“This has been a little bit of a challenge for us and for me, partly because we are out of the sealed competitive bid process,” Kooiker said. “At this point, the council is allowed to consider whatever factors it would like to consider and it’s been a little bit awkward because we received one proposal and then a few weeks later we received another proposal that had similarities to the first proposal.”
The first proposal Kooiker mentioned was from Tim Pottebaum of Sheldon, who gave the city his initial proposal on Dec. 3 and updated it on Dec. 31.
Pottebaum’s proposal, which did not include any financial figures, would see him clear the property at 1023 Garfield Ave., including the existing home, and relocate the home from the Sunset Motel and add a two-stall garage.
As far as the motel property, Pottebaum said he would clear it of all debris and level it out in a timely manner and figure out what do with it from there.
The second proposal Kooiker highlighted Thursday was from the Sterlers, who offered a revised version of their initial sealed bid from Nov. 20.
According to the Sterlers’ new plan, they would pay the city $5,000 for the Sunset Motel property and they would remove the motel wings, remove the asbestos and repair the house, clear trees and eventually place six new mobile homes on the property.
Contingent on the city accepting that proposal, the Sterlers would purchase the 1023 Garfield Ave. property for $1 and remove the existing house and replace it with another home that would be brought in from outside city limits.
“You have two good proposals and theirs pluses and minuses to either one,” Kooiker said.
A few councilmen and mayor Greg Geels expressed some hesitancy about moving forward with either one of the proposals Thursday since the Sterlers’ second offer was essentially a spin on Pottebaum’s offer.
“Can we at least find some way to structure this where we can do an exact apples-to-apples comparison for not only monetary value but an ability for us to assess the overhaul value to the community,” councilman Wayne Barahona asked.
Councilman Tom Eggers said it would be difficult but somewhat possible through a tax revenue perspective and thought it would be interesting to know the difference between the proposals.
Geels also noted the Sterlers’ proposal provided an intangible benefit of additional housing. Eggers asked how would that compare to a commercial use proposal, but Geels noted neither proposal mentioned such usage.
Councilman Brad Hindt favored the Sterlers’ proposal because it included monetary amounts and he noted it would fit well with the existing infrastructure in the space. Sunset Motel is adjacent to mobile communities owned by the Sterlers.
“This is to our advantage to put something in there worth value because we don’t want say garbage trucks parked next to our homes because they are homes for a lot of people; we’ve had people there for many, many years,” Kathy Sterler told the council. “We don’t want to see the value of our property go down and we didn’t want to see the value of the other property go down.”
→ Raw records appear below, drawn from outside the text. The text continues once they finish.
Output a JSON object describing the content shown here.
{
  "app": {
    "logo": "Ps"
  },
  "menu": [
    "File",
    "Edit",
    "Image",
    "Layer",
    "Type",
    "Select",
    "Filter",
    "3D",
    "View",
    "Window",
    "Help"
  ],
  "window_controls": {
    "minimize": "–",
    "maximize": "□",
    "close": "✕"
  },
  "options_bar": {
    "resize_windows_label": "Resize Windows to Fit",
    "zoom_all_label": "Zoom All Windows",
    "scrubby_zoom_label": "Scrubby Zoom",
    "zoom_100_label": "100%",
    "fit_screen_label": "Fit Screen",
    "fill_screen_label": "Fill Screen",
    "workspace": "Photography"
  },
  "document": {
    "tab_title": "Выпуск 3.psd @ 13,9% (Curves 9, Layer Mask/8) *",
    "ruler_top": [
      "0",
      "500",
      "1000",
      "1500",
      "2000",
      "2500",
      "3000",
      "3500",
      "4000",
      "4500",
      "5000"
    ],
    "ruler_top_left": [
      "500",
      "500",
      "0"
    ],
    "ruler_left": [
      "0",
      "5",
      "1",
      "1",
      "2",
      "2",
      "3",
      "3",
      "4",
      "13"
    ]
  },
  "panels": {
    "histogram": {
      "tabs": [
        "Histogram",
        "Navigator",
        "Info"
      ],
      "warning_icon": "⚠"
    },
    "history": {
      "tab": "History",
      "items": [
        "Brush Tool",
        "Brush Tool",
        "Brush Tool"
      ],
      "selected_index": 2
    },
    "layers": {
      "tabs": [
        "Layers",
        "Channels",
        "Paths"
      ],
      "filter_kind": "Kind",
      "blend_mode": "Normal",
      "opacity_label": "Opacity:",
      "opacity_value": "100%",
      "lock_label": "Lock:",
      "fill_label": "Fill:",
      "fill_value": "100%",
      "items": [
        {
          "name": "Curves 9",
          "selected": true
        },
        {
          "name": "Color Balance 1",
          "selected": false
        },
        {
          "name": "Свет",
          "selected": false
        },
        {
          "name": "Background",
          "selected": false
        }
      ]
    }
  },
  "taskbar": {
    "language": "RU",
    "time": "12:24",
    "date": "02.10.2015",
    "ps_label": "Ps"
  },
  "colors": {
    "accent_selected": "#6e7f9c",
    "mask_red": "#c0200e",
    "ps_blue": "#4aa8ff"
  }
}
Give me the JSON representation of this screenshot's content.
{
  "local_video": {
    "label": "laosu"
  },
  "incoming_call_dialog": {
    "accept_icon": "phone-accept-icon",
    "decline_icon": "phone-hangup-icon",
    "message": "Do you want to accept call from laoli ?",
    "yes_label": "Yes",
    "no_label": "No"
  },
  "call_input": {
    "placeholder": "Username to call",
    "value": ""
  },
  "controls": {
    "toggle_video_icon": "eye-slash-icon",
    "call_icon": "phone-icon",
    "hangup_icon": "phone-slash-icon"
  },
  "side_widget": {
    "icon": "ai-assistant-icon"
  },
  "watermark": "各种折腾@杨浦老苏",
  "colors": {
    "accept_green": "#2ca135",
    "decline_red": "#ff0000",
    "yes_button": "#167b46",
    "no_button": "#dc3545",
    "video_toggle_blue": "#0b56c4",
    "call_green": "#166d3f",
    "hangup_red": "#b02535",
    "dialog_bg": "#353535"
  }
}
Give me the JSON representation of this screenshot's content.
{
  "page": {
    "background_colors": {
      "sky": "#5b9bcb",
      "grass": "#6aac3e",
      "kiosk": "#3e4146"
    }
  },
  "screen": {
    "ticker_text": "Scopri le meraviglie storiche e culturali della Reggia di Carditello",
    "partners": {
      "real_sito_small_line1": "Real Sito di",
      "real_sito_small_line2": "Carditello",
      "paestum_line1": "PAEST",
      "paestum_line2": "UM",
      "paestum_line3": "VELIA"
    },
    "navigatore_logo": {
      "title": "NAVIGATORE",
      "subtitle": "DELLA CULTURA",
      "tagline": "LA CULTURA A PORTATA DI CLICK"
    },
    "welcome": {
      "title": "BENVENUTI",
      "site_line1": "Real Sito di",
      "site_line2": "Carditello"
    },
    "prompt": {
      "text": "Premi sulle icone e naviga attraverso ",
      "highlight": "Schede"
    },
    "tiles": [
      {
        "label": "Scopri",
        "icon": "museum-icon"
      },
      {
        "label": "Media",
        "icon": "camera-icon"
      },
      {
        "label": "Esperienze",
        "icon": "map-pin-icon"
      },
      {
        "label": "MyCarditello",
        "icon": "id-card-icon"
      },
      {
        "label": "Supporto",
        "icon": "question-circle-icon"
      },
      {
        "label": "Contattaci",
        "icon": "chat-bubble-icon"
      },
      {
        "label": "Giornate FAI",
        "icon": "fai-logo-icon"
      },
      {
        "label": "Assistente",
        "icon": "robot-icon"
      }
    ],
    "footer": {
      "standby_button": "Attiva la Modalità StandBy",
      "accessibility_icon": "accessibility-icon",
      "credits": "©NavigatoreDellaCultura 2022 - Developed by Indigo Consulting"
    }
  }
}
Sterler also noted she and her husband previously attempted to gain ownership of the Sunset Motel before the city acquired it, but they were unable to track down an heir of the previous owner, David Enfield, who died on Oct 28, 2016, leaving the property in limbo.
“It’s always been our intent to improve that property if we could get it,” Kathy Sterler said.
After Hindt suggested moving forward with the Sterlers’ offer, Geels said he considered it unfair the Sterlers were able to make two offers while Pottebaum made the one offer.
Hindt noted the only way it would be fair is they held an auction for the property with set guidelines and minimum bids.
Kooiker suggested the council take no action on Pottebaum’s proposal nor the Sterlers’ until the Jan. 15 meeting, which the council agreed to do in a 4-1 vote with Hindt providing the lone “no” vote.
“Months from now, it’s going to be important that we got it right and that we took our time to do it,” Kooiker said.